A Mazda Super Bowl ad showcasing the connected capabilities of its new cars became the poster child for distracted driving during a day-long summit held by the Senate commerce committee.
The ad showed a a fleeting glimpse of a driver updating his Facebook page from the center console as he was driving down the road.
That set off alarm bells among committee staffers worried that cars, device and software manufacturers are headed in a direction that could lead to distracted drivers and more accidents.
"Technology may be part of our daily habits, but using these devices while driving is becoming a fatal vice that threatens to undo the remarkable progress we have made to improve highway safety," wrote Sen. Jay Rockefeller (D-W.Va.), chairman of the commerce committee, in Roll Call. "I see no reason drivers should be able to update their social-media profiles or compare restaurant and hotel reviews while behind the wheel," he added.
The challenge for the auto industry is that people people want to stay connected in the car. The auto industry is seeking to make smartphone use hands-free and eyes-free.
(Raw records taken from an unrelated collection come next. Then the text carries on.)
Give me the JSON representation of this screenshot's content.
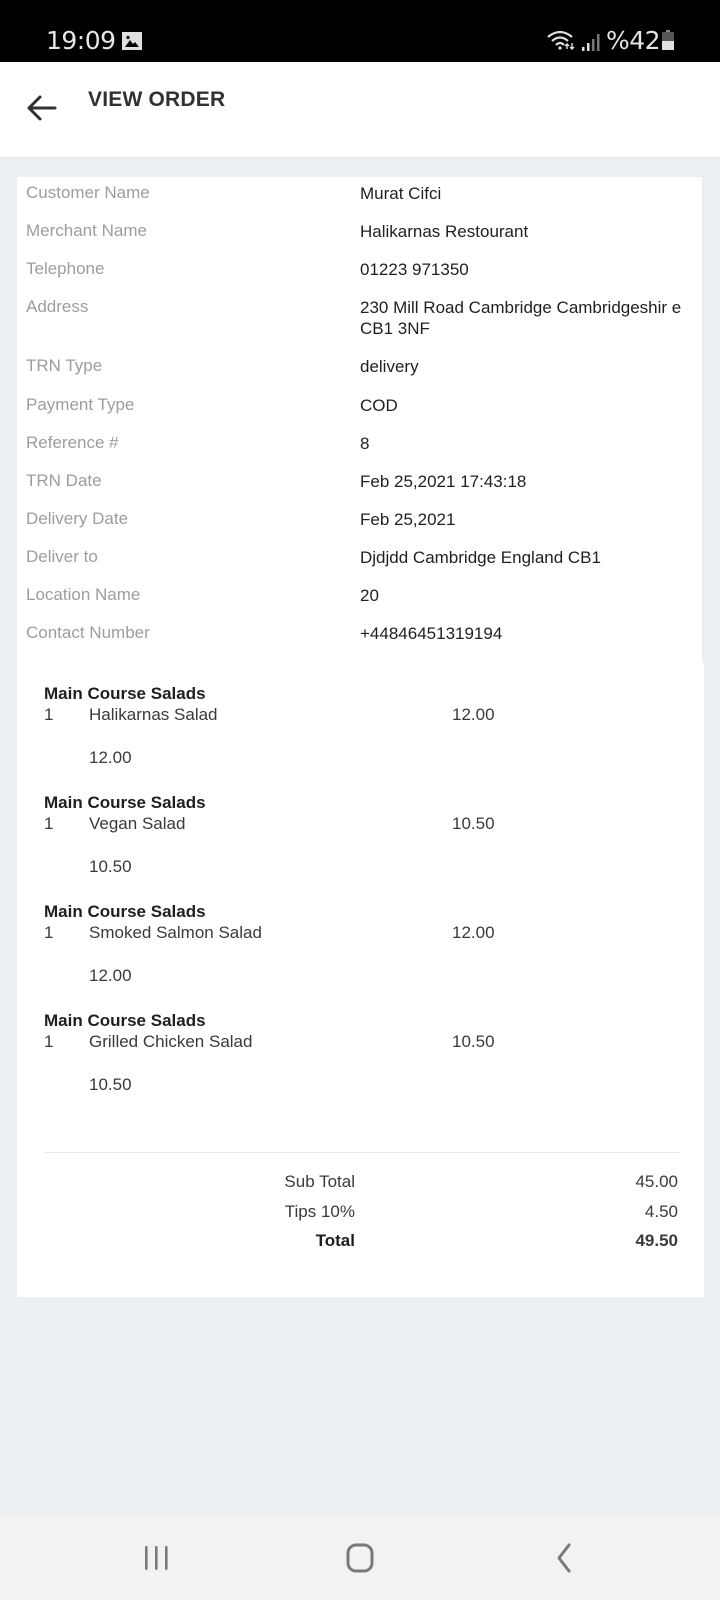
{
  "status_bar": {
    "time": "19:09",
    "battery": "%42",
    "icons": [
      "image-icon",
      "wifi-icon",
      "signal-icon",
      "battery-icon"
    ]
  },
  "app_bar": {
    "title": "VIEW ORDER",
    "back_icon": "arrow-left-icon"
  },
  "order_info": [
    {
      "label": "Customer Name",
      "value": "Murat Cifci"
    },
    {
      "label": "Merchant Name",
      "value": "Halikarnas Restourant"
    },
    {
      "label": "Telephone",
      "value": "01223 971350"
    },
    {
      "label": "Address",
      "value": "230 Mill Road Cambridge Cambridgeshir e CB1 3NF"
    },
    {
      "label": "TRN Type",
      "value": "delivery"
    },
    {
      "label": "Payment Type",
      "value": "COD"
    },
    {
      "label": "Reference #",
      "value": "8"
    },
    {
      "label": "TRN Date",
      "value": "Feb 25,2021 17:43:18"
    },
    {
      "label": "Delivery Date",
      "value": "Feb 25,2021"
    },
    {
      "label": "Deliver to",
      "value": "Djdjdd Cambridge England CB1"
    },
    {
      "label": "Location Name",
      "value": "20"
    },
    {
      "label": "Contact Number",
      "value": "+44846451319194"
    }
  ],
  "items": [
    {
      "category": "Main Course Salads",
      "qty": "1",
      "name": "Halikarnas Salad",
      "price": "12.00",
      "line_total": "12.00"
    },
    {
      "category": "Main Course Salads",
      "qty": "1",
      "name": "Vegan Salad",
      "price": "10.50",
      "line_total": "10.50"
    },
    {
      "category": "Main Course Salads",
      "qty": "1",
      "name": "Smoked Salmon Salad",
      "price": "12.00",
      "line_total": "12.00"
    },
    {
      "category": "Main Course Salads",
      "qty": "1",
      "name": "Grilled Chicken Salad",
      "price": "10.50",
      "line_total": "10.50"
    }
  ],
  "totals": {
    "sub_total_label": "Sub Total",
    "sub_total": "45.00",
    "tips_label": "Tips 10%",
    "tips": "4.50",
    "total_label": "Total",
    "total": "49.50"
  },
  "nav_bar": {
    "buttons": [
      "recent-apps",
      "home",
      "back"
    ]
  }
}
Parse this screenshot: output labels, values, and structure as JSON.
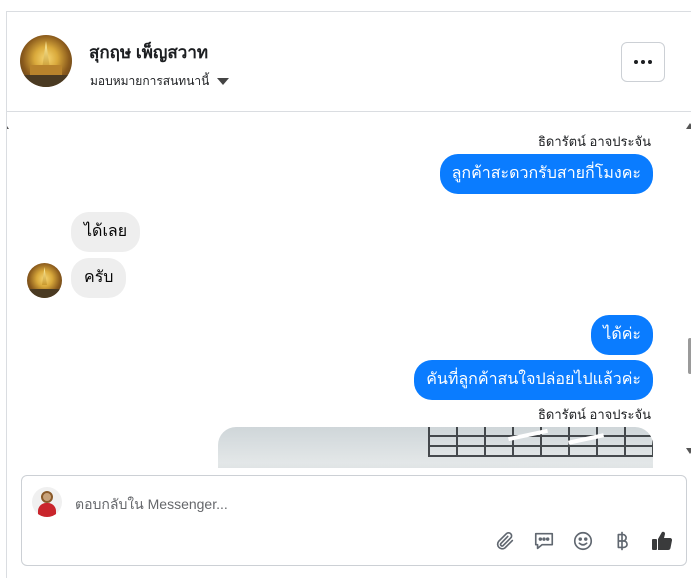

"The customer won't be happy if your car shuts down your phone. What we have to do is convince the customer to put the phone down by providing integrated hands-free features," said Wayne Powell, vp of electronic systems for Toyota Motor engineering and manufacturing.
A lot of the dialogue addressed what could be done to the phone that would put it in a "drive mode" and who should have control over that function: The driver? The car manufacturer? The network? That will be part of a continuing tug-of-war between handset companies and auto companies.
Based on what they hear during the summit, Rockefeller and other lawmakers may seek to limit certain connected functions in the car, unless all the industries involved in developing the connected car, mobile-device makers, software developers, automakers and wireless carriers collaborate to make sure the connected car is safe.
"It is my hope and expectation that the summit will spur industries to proactively seek technological solutions that can be widely adopted, readily available, and highlight to the public the life-or-death matter of staying focused behind the wheel," Rockefeller said.